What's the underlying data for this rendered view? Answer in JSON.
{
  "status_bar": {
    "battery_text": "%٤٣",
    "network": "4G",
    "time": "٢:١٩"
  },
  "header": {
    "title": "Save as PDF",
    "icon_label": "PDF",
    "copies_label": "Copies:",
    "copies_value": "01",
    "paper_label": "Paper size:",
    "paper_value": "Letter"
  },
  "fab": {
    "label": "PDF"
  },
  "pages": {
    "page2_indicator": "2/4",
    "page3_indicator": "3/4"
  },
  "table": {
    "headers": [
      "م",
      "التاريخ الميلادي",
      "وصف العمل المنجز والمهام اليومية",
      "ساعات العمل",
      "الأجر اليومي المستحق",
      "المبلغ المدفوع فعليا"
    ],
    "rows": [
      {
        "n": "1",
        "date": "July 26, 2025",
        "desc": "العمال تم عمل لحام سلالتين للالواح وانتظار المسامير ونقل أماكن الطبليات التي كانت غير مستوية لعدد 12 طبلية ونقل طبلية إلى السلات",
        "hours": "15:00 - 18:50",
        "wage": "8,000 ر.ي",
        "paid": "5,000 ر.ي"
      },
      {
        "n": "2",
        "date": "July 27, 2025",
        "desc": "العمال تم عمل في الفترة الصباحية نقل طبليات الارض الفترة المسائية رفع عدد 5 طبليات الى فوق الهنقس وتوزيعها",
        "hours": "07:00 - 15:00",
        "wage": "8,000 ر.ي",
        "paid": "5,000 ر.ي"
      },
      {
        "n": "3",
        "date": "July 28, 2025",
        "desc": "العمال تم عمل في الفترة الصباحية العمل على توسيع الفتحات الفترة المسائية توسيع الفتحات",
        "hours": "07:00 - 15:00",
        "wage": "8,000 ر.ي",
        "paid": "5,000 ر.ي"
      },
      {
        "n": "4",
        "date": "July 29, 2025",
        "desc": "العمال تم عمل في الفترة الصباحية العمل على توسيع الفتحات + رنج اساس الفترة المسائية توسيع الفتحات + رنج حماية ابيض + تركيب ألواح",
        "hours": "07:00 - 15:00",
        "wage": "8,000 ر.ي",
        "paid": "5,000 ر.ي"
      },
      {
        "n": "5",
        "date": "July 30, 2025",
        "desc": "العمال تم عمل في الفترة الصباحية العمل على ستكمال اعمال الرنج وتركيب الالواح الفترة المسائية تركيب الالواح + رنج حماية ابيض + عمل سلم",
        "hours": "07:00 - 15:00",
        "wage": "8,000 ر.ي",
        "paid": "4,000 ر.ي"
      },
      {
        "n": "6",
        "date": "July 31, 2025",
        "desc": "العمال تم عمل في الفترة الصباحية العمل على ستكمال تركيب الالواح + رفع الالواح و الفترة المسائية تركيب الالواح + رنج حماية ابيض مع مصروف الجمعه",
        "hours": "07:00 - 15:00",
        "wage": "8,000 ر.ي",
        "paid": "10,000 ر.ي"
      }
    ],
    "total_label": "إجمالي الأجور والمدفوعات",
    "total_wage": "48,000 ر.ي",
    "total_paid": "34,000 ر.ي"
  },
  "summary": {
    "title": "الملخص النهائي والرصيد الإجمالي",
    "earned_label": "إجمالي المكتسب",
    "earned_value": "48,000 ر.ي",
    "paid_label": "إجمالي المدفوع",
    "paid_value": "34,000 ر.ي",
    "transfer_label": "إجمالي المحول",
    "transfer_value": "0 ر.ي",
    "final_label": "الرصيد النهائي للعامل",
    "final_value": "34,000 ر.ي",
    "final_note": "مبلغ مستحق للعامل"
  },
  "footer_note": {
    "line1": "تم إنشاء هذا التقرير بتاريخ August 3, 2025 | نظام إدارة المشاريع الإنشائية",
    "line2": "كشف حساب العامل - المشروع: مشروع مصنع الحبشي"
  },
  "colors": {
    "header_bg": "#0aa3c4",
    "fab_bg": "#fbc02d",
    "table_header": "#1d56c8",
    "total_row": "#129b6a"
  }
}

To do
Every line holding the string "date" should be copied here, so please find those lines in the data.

Task solution
        "date": "July 26, 2025",
        "date": "July 27, 2025",
        "date": "July 28, 2025",
        "date": "July 29, 2025",
        "date": "July 30, 2025",
        "date": "July 31, 2025",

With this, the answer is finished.